I very much enjoy your show on 77 WABC, NY. I have a well and the water pressure is very low, especially on the 2nd floor where the showers are. It affects the dishwasher as the dishes usually don’t come out clean. Is there any possible fix for this? The house is a bit over 50 years’ old – steel pipes. The well and pump are new (within the last 2 years). The pressure is even low in the basement (washing machine) which is very near the point of entry and near the holding tank.
How To Repair Steel Pipes Causing Poor Water Pressure
There are two possible causes for this issue. The first is the well. You need to determine how much water is being delivered at the point of entry. There should be a gauge on the pressure tank. If it is maintaining 60-80 pounds when off and 40-50 when running, it should be fine.
If the well pump and pressure tank are functioning properly, the most likely cause of this is your steel pipes. As steel plumbing pipes age, they rust, internally, and slowly but surely close down like a clogged artery. Steel expands to 8 times it’s original thickness when it rusts. I have cut open pipes and found them completely clogged by steel.
If your pipes have to be replaced, it is expensive and complicated. I’d recommend a three step approach:
1. First, replace the main water line from the well to the house;
2. Second, replace all accessible, horizontal, steel pipes, such as those in the basement;
3. Finally, replace the inaccessible pipes, such as those that feed the upstairs baths, on a case-by-case basis.
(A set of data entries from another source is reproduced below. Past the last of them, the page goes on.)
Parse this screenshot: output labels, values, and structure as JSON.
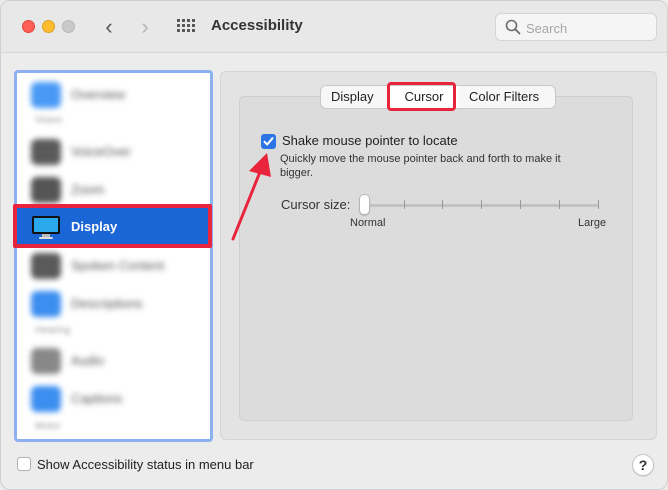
{
  "window": {
    "title": "Accessibility",
    "nav": {
      "back_glyph": "‹",
      "forward_glyph": "›"
    }
  },
  "search": {
    "placeholder": "Search",
    "value": ""
  },
  "sidebar": {
    "items": [
      {
        "label": "Overview",
        "icon": "info-icon",
        "color": "#4a9af5",
        "blurred": true
      },
      {
        "label": "VoiceOver",
        "icon": "voiceover-icon",
        "color": "#5a5a5a",
        "blurred": true
      },
      {
        "label": "Zoom",
        "icon": "zoom-icon",
        "color": "#555555",
        "blurred": true
      },
      {
        "label": "Display",
        "icon": "display-icon",
        "color": "#1a66d6",
        "blurred": false,
        "selected": true
      },
      {
        "label": "Spoken Content",
        "icon": "speech-icon",
        "color": "#5a5a5a",
        "blurred": true
      },
      {
        "label": "Descriptions",
        "icon": "descriptions-icon",
        "color": "#3c8ef0",
        "blurred": true
      },
      {
        "label": "Audio",
        "icon": "audio-icon",
        "color": "#888888",
        "blurred": true
      },
      {
        "label": "Captions",
        "icon": "captions-icon",
        "color": "#3c8ef0",
        "blurred": true
      }
    ],
    "sections": [
      "Vision",
      "Hearing",
      "Motor"
    ]
  },
  "tabs": [
    {
      "label": "Display",
      "selected": false
    },
    {
      "label": "Cursor",
      "selected": true
    },
    {
      "label": "Color Filters",
      "selected": false
    }
  ],
  "cursor": {
    "shake_label": "Shake mouse pointer to locate",
    "shake_checked": true,
    "shake_desc": "Quickly move the mouse pointer back and forth to make it bigger.",
    "size_label": "Cursor size:",
    "size_min_label": "Normal",
    "size_max_label": "Large",
    "size_value_fraction": 0.0
  },
  "footer": {
    "status_menu_label": "Show Accessibility status in menu bar",
    "status_menu_checked": false,
    "help_label": "?"
  },
  "colors": {
    "highlight_red": "#e8253c",
    "selection_blue": "#1a66d6",
    "checkbox_blue": "#2a74e4"
  }
}
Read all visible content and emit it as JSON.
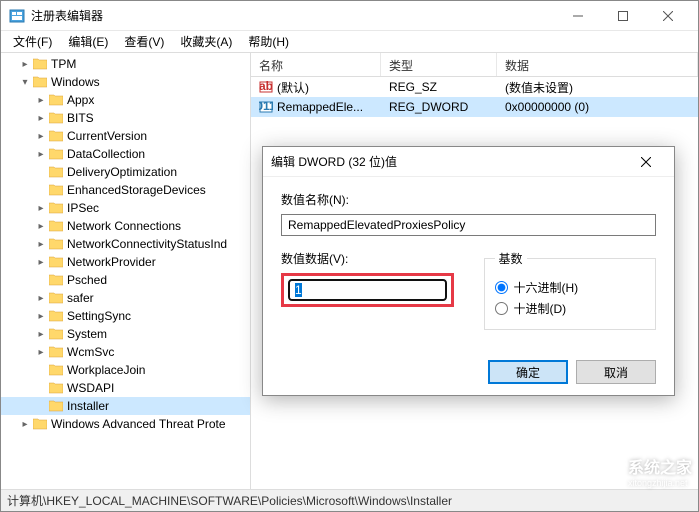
{
  "window": {
    "title": "注册表编辑器"
  },
  "menu": {
    "file": "文件(F)",
    "edit": "编辑(E)",
    "view": "查看(V)",
    "favorites": "收藏夹(A)",
    "help": "帮助(H)"
  },
  "tree": {
    "items": [
      {
        "indent": 1,
        "exp": "▸",
        "label": "TPM"
      },
      {
        "indent": 1,
        "exp": "▾",
        "label": "Windows"
      },
      {
        "indent": 2,
        "exp": "▸",
        "label": "Appx"
      },
      {
        "indent": 2,
        "exp": "▸",
        "label": "BITS"
      },
      {
        "indent": 2,
        "exp": "▸",
        "label": "CurrentVersion"
      },
      {
        "indent": 2,
        "exp": "▸",
        "label": "DataCollection"
      },
      {
        "indent": 2,
        "exp": "",
        "label": "DeliveryOptimization"
      },
      {
        "indent": 2,
        "exp": "",
        "label": "EnhancedStorageDevices"
      },
      {
        "indent": 2,
        "exp": "▸",
        "label": "IPSec"
      },
      {
        "indent": 2,
        "exp": "▸",
        "label": "Network Connections"
      },
      {
        "indent": 2,
        "exp": "▸",
        "label": "NetworkConnectivityStatusInd"
      },
      {
        "indent": 2,
        "exp": "▸",
        "label": "NetworkProvider"
      },
      {
        "indent": 2,
        "exp": "",
        "label": "Psched"
      },
      {
        "indent": 2,
        "exp": "▸",
        "label": "safer"
      },
      {
        "indent": 2,
        "exp": "▸",
        "label": "SettingSync"
      },
      {
        "indent": 2,
        "exp": "▸",
        "label": "System"
      },
      {
        "indent": 2,
        "exp": "▸",
        "label": "WcmSvc"
      },
      {
        "indent": 2,
        "exp": "",
        "label": "WorkplaceJoin"
      },
      {
        "indent": 2,
        "exp": "",
        "label": "WSDAPI"
      },
      {
        "indent": 2,
        "exp": "",
        "label": "Installer",
        "selected": true
      },
      {
        "indent": 1,
        "exp": "▸",
        "label": "Windows Advanced Threat Prote"
      }
    ]
  },
  "list": {
    "headers": {
      "name": "名称",
      "type": "类型",
      "data": "数据"
    },
    "rows": [
      {
        "icon": "string",
        "name": "(默认)",
        "type": "REG_SZ",
        "data": "(数值未设置)",
        "selected": false
      },
      {
        "icon": "binary",
        "name": "RemappedEle...",
        "type": "REG_DWORD",
        "data": "0x00000000 (0)",
        "selected": true
      }
    ]
  },
  "statusbar": {
    "path": "计算机\\HKEY_LOCAL_MACHINE\\SOFTWARE\\Policies\\Microsoft\\Windows\\Installer"
  },
  "watermark": {
    "text": "系统之家",
    "url": "xitongzhijia.net"
  },
  "dialog": {
    "title": "编辑 DWORD (32 位)值",
    "name_label": "数值名称(N):",
    "name_value": "RemappedElevatedProxiesPolicy",
    "data_label": "数值数据(V):",
    "data_value": "1",
    "base_label": "基数",
    "radix_hex": "十六进制(H)",
    "radix_dec": "十进制(D)",
    "ok": "确定",
    "cancel": "取消"
  }
}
As each step is completed, you’ll most likely see a marked improvement in water flow. Finally, keep a close eye on the outside of these pipes. The rust will eventually pierce the outer wall and leak. If you see white, crusty, scabs on the outside of the pipe, don’t touch them. This are leaks where water has gotten through and evaporated leaving a mineral salt deposit that sealed the pipe. Pipe like that are in imminent danger of a major leak and should be replaced promptly.